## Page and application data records
-------

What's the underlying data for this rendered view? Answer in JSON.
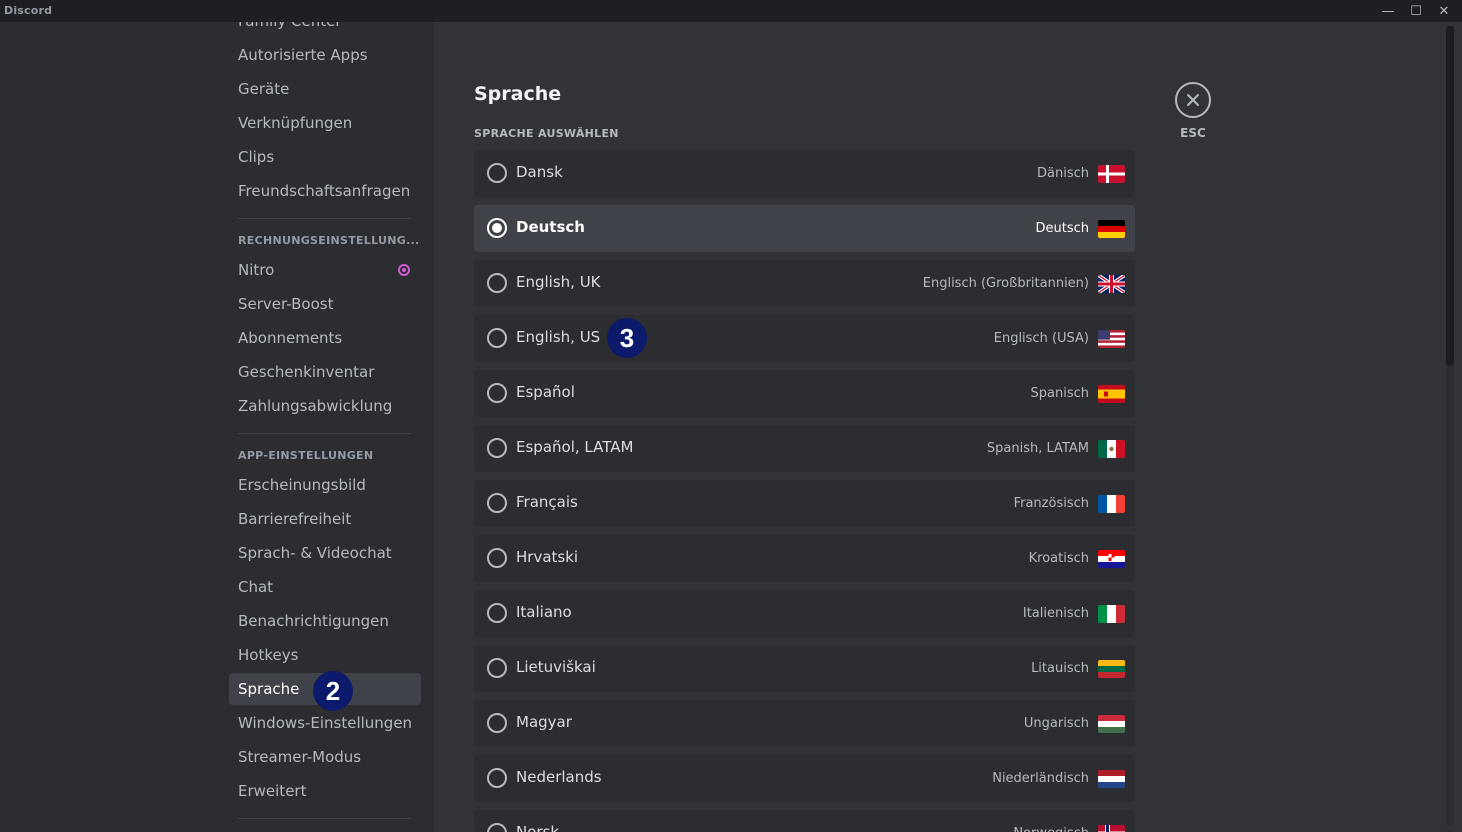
{
  "window": {
    "title": "Discord",
    "minimize": "—",
    "maximize": "☐",
    "close": "✕"
  },
  "sidebar": {
    "partial_top": "Family Center",
    "items_top": [
      "Autorisierte Apps",
      "Geräte",
      "Verknüpfungen",
      "Clips",
      "Freundschaftsanfragen"
    ],
    "billing_header": "RECHNUNGSEINSTELLUNG...",
    "billing_items": [
      "Nitro",
      "Server-Boost",
      "Abonnements",
      "Geschenkinventar",
      "Zahlungsabwicklung"
    ],
    "app_header": "APP-EINSTELLUNGEN",
    "app_items": [
      "Erscheinungsbild",
      "Barrierefreiheit",
      "Sprach- & Videochat",
      "Chat",
      "Benachrichtigungen",
      "Hotkeys",
      "Sprache",
      "Windows-Einstellungen",
      "Streamer-Modus",
      "Erweitert"
    ],
    "selected": "Sprache"
  },
  "annotations": {
    "step_sidebar": "2",
    "step_language": "3"
  },
  "main": {
    "title": "Sprache",
    "subheader": "SPRACHE AUSWÄHLEN",
    "esc_icon": "close-icon",
    "esc_label": "ESC",
    "languages": [
      {
        "name": "Dansk",
        "native": "Dänisch",
        "flag": "dk",
        "selected": false
      },
      {
        "name": "Deutsch",
        "native": "Deutsch",
        "flag": "de",
        "selected": true
      },
      {
        "name": "English, UK",
        "native": "Englisch (Großbritannien)",
        "flag": "gb",
        "selected": false
      },
      {
        "name": "English, US",
        "native": "Englisch (USA)",
        "flag": "us",
        "selected": false
      },
      {
        "name": "Español",
        "native": "Spanisch",
        "flag": "es",
        "selected": false
      },
      {
        "name": "Español, LATAM",
        "native": "Spanish, LATAM",
        "flag": "latam",
        "selected": false
      },
      {
        "name": "Français",
        "native": "Französisch",
        "flag": "fr",
        "selected": false
      },
      {
        "name": "Hrvatski",
        "native": "Kroatisch",
        "flag": "hr",
        "selected": false
      },
      {
        "name": "Italiano",
        "native": "Italienisch",
        "flag": "it",
        "selected": false
      },
      {
        "name": "Lietuviškai",
        "native": "Litauisch",
        "flag": "lt",
        "selected": false
      },
      {
        "name": "Magyar",
        "native": "Ungarisch",
        "flag": "hu",
        "selected": false
      },
      {
        "name": "Nederlands",
        "native": "Niederländisch",
        "flag": "nl",
        "selected": false
      },
      {
        "name": "Norsk",
        "native": "Norwegisch",
        "flag": "no",
        "selected": false
      }
    ]
  },
  "colors": {
    "accent_badge": "#0b1a6b",
    "nitro": "#d25cd4",
    "selected_row": "#404249"
  }
}
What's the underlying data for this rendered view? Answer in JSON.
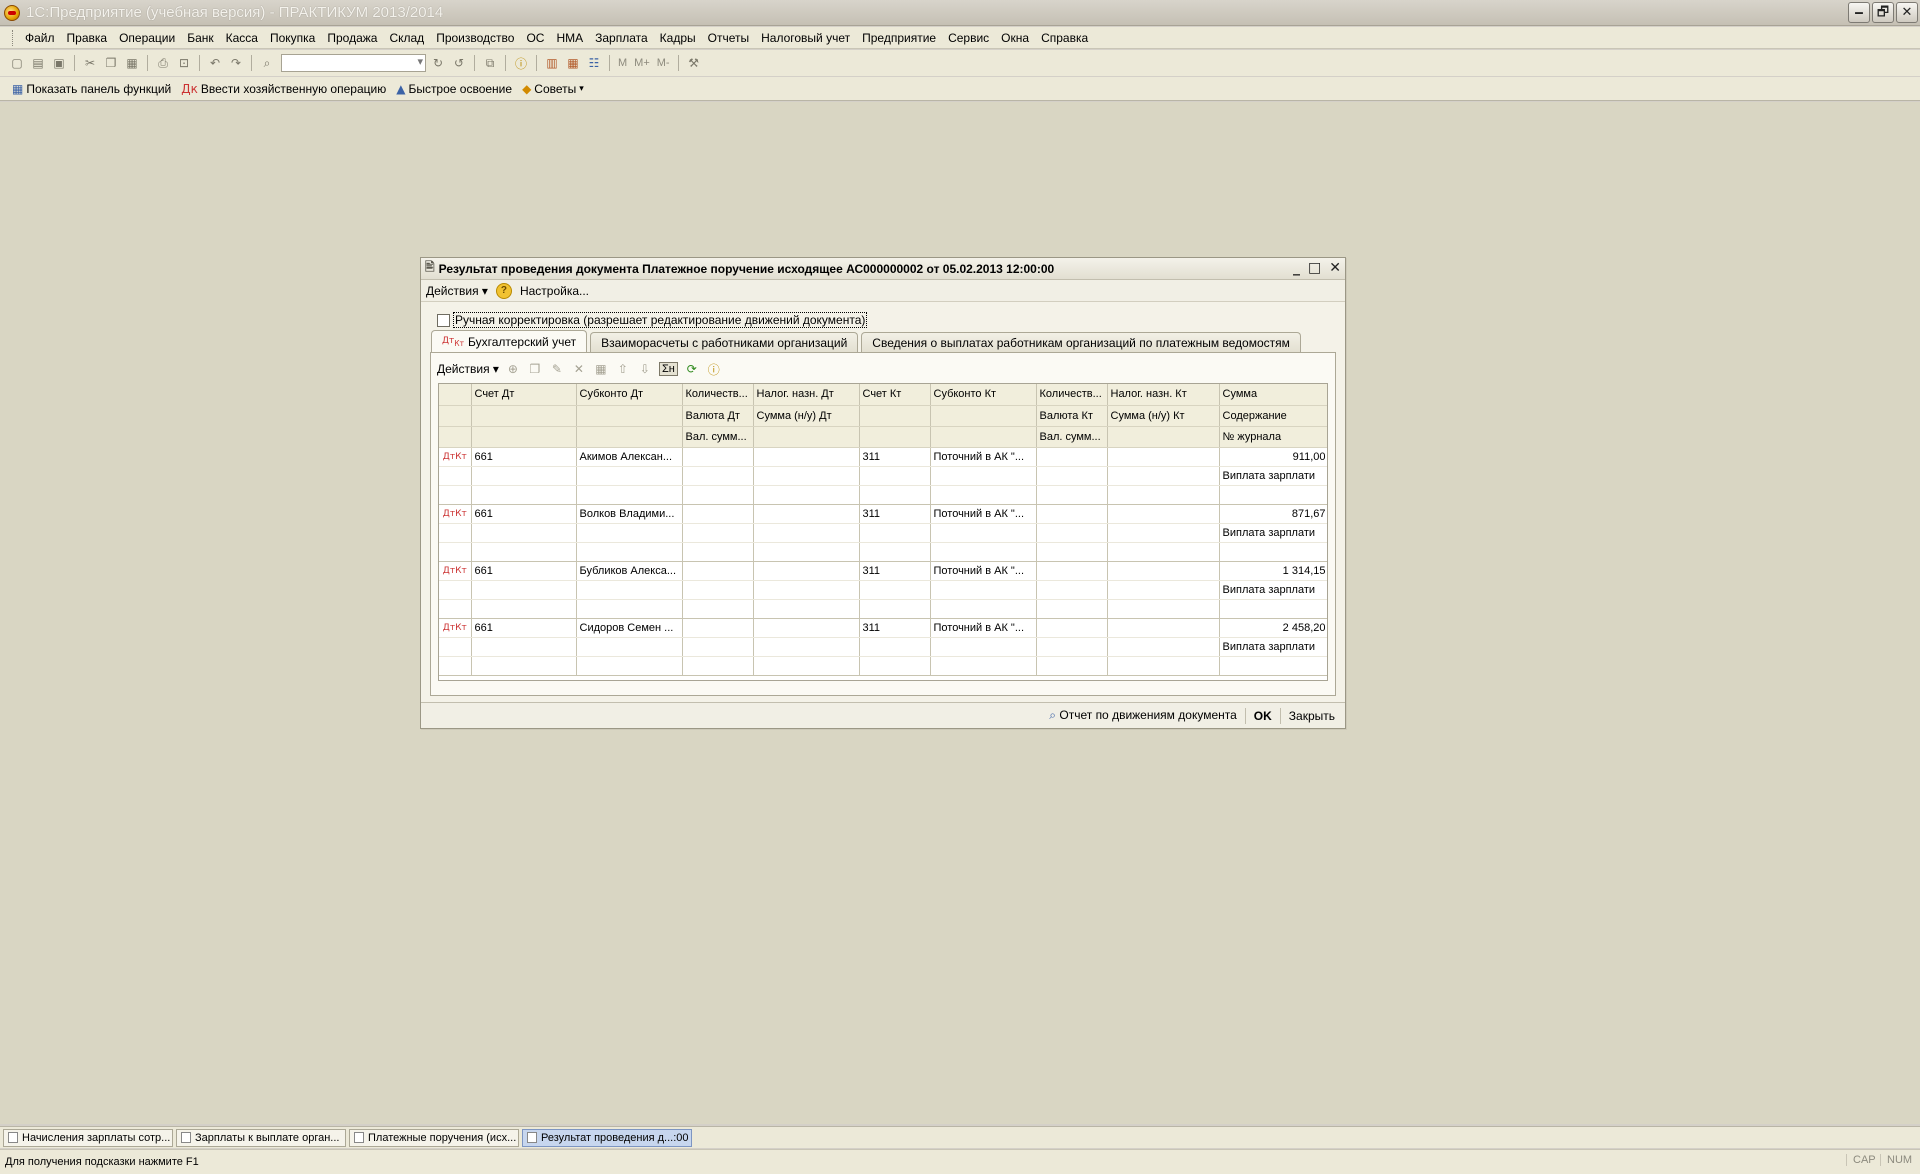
{
  "window": {
    "title": "1С:Предприятие (учебная версия) - ПРАКТИКУМ 2013/2014",
    "controls": [
      "🗕",
      "🗗",
      "✕"
    ]
  },
  "menubar": [
    "Файл",
    "Правка",
    "Операции",
    "Банк",
    "Касса",
    "Покупка",
    "Продажа",
    "Склад",
    "Производство",
    "ОС",
    "НМА",
    "Зарплата",
    "Кадры",
    "Отчеты",
    "Налоговый учет",
    "Предприятие",
    "Сервис",
    "Окна",
    "Справка"
  ],
  "toolbar": {
    "marks": [
      "M",
      "M+",
      "M-"
    ]
  },
  "funcbar": {
    "show_panel": "Показать панель функций",
    "enter_operation": "Ввести хозяйственную операцию",
    "quick_start": "Быстрое освоение",
    "tips": "Советы"
  },
  "dialog": {
    "title": "Результат проведения документа Платежное поручение исходящее АС000000002 от 05.02.2013 12:00:00",
    "menu_actions": "Действия ▾",
    "menu_settings": "Настройка...",
    "manual_correction": "Ручная корректировка (разрешает редактирование движений документа)",
    "tabs": [
      "Бухгалтерский учет",
      "Взаиморасчеты с работниками организаций",
      "Сведения о выплатах работникам организаций по платежным ведомостям"
    ],
    "panel_actions": "Действия ▾",
    "sum_toggle": "Σн",
    "columns": {
      "r1": [
        "Счет Дт",
        "Субконто Дт",
        "Количеств...",
        "Налог. назн. Дт",
        "Счет Кт",
        "Субконто Кт",
        "Количеств...",
        "Налог. назн. Кт",
        "Сумма"
      ],
      "r2": [
        "",
        "",
        "Валюта Дт",
        "Сумма (н/у) Дт",
        "",
        "",
        "Валюта Кт",
        "Сумма (н/у) Кт",
        "Содержание"
      ],
      "r3": [
        "",
        "",
        "Вал. сумм...",
        "",
        "",
        "",
        "Вал. сумм...",
        "",
        "№ журнала"
      ]
    },
    "rows": [
      {
        "icon": "ДтКт",
        "acc_dt": "661",
        "sub_dt": "Акимов Алексан...",
        "acc_kt": "311",
        "sub_kt": "Поточний в АК \"...",
        "sum": "911,00",
        "content": "Виплата зарплати"
      },
      {
        "icon": "ДтКт",
        "acc_dt": "661",
        "sub_dt": "Волков Владими...",
        "acc_kt": "311",
        "sub_kt": "Поточний в АК \"...",
        "sum": "871,67",
        "content": "Виплата зарплати"
      },
      {
        "icon": "ДтКт",
        "acc_dt": "661",
        "sub_dt": "Бубликов Алекса...",
        "acc_kt": "311",
        "sub_kt": "Поточний в АК \"...",
        "sum": "1 314,15",
        "content": "Виплата зарплати"
      },
      {
        "icon": "ДтКт",
        "acc_dt": "661",
        "sub_dt": "Сидоров Семен ...",
        "acc_kt": "311",
        "sub_kt": "Поточний в АК \"...",
        "sum": "2 458,20",
        "content": "Виплата зарплати"
      }
    ],
    "bottom": {
      "report": "Отчет по движениям документа",
      "ok": "OK",
      "close": "Закрыть"
    }
  },
  "taskbar": [
    {
      "label": "Начисления зарплаты сотр...",
      "active": false
    },
    {
      "label": "Зарплаты к выплате орган...",
      "active": false
    },
    {
      "label": "Платежные поручения (исх...",
      "active": false
    },
    {
      "label": "Результат проведения д...:00",
      "active": true
    }
  ],
  "statusbar": {
    "hint": "Для получения подсказки нажмите F1",
    "cap": "CAP",
    "num": "NUM"
  }
}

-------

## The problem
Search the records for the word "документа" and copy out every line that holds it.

## Exercise result
    "title": "Результат проведения документа Платежное поручение исходящее АС000000002 от 05.02.2013 12:00:00",
    "manual_correction": "Ручная корректировка (разрешает редактирование движений документа)",
      "report": "Отчет по движениям документа",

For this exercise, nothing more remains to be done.